Positive Behavior Interventions
Volume 1, Number 1, Winter 1999
TABLE OF CONTENTS AND ABSTRACTS
Glen Dunlap and Robert L. Koegel .
Message from Periodicals Director
Judith K. Voress
Comprehensive Multisituational Intervention for Problem Behavior in the Community: Long-term Maintenance and Social Validation
Edward G. Carr, Len Levin, Gene McConnachie, Jane I. Carlson, Duane C. Kemp, Christopher E. Smith, and Darlene Magito McLaughlin
Assessment and intervention approaches for dealing with problem behavior need to be extended so that they can be effectively and comprehensively applied within the community. To meet assessment needs, the authors developed a three-component strategy: description (interview followed by direct observation), categorization (aggregating multiple instances of problem behavior into thematic groups, each characterized by a specific function), and verification (manipulating situational parameters to test the accuracy of the assessment data). To meet intervention needs, the authors employed a five-component, assessment-based, hypothesis-driven strategy consisting of rapport building, functional -communication training, tolerance for delay of reinforcement, choice, and embedding.
Following intervention, improvements in participants' lifestyle, communication, and problem behavior were noted. The intervention was practical in that parents, teachers, job coaches, and group home staff were able to efficiently implement it without compromising high levels of task engagement. Long-term maintenance of intervention effects (ranging from 1.5 to 2.5 years in duration) was also observed. Finally, 100 group home staff judged the effects to be socially valid in that problem behavior was rated as less severe and less dangerous, and as requiring less restraint following intervention. In light of these results, the authors discuss how future community-based intervention will require additional changes in assessment practices and intervention strategies and a redef-ini-tion of successful outcomes to include lifestyle change and life-span perspectives.
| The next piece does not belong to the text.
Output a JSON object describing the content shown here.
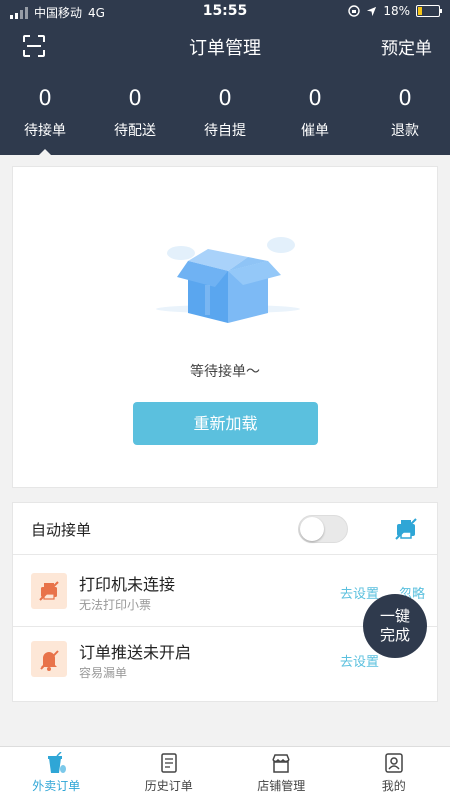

Support for Children with Developmental Disabilities in Full Inclusion Classrooms through Self Management Lynn Kern Koegel, Joshua K. Harrower, and Robert L. Koegel
The literature has suggested that without the implementation of support procedures, placements of children with severe disabilities in full-inclusion classrooms are often unsuccessful. This study assessed whether a support person who taught young elementary school students to use self-management procedures and then faded involvement with them would be effective in increasing these students' appropriate performance on schoolwork tasks and reducing disruptive behavior in full inclusion classrooms. The percentage of time the children engaged in appropriate performance of schoolwork tasks and disruptive behavior was recorded during in-class periods. Data were collected over a 9-month period in a multiple baseline design during the academic year. The results showed that implementation of self-management resulted in high levels of appropriate performance of schoolwork activities, negligible levels of disruptive behavior, and complete elimination of time spent in time-out. Following the intervention, both appropriate schoolwork performance and disruptive behavior exhibited by the children with severe disabilities were within the range of the typical children in the classroom.
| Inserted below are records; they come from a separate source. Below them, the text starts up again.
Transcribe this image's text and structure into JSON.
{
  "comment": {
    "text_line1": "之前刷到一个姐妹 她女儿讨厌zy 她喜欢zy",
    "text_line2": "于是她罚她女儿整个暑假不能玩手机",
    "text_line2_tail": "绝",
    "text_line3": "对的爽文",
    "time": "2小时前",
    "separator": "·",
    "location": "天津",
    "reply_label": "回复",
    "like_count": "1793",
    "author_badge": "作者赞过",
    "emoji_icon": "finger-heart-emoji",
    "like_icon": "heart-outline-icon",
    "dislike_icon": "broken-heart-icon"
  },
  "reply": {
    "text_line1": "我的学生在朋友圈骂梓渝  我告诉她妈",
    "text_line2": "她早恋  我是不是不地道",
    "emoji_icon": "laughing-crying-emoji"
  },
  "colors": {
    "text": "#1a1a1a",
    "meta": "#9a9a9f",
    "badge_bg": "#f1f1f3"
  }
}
Screening for Understanding: An Initial Line of Inquiry for School Based Settings. Sharon Lohrmann-O'Rourke, Tim Knoster, and Gregory Llewellyn
Education teams have the responsibility for implementing the critical components of functional behavioral assessment (FBA) into practice. For many people who are unfamiliar with the assessmentintervention design process, the comprehensiveness of FBA can appear overwhelming. Teams need a practical and time-efficient starting point to begin gathering initial information about problem situations. Screening for Understanding of Student Problem Behavior: An Initial Line of Inquiry is one example of an initial information-gathering format for beginning a comprehensive FBA. This article illustrates the use of the Initial Line of Inquiry within school-based settings when using a team planning process for students engaging in challenging behavior. A case illustration demonstrates the process that guides application of the Initial Line of Inquiry, along with key questions and guiding thoughts pertinent to the design of effective behavioral support plans for focus students.
The Perspectives of Five Stakeholder Groups on the Challenging Behavior of Individuals with Mental Retardation and/or Autism Michael B. Ruef, Ann P. Turnbull, H. R. Turnbull, and Denise Poston
Data from five focus groups, each representing a different stakeholder constituency interested in the challenging behavior of individuals with mental retardation and/or autism, were reported. Emergent themes across administrators and policy makers, families, friends, individuals with disabilities, and teachers and practitioners included current barriers faced; practical, positive solutions found; and preferences for helpful informational products concerning challenging behavior. Key recommendations focus on the implications of this information for research, training, and dissemination activities.
Moving to Italy
Victoria Budzinski McMullen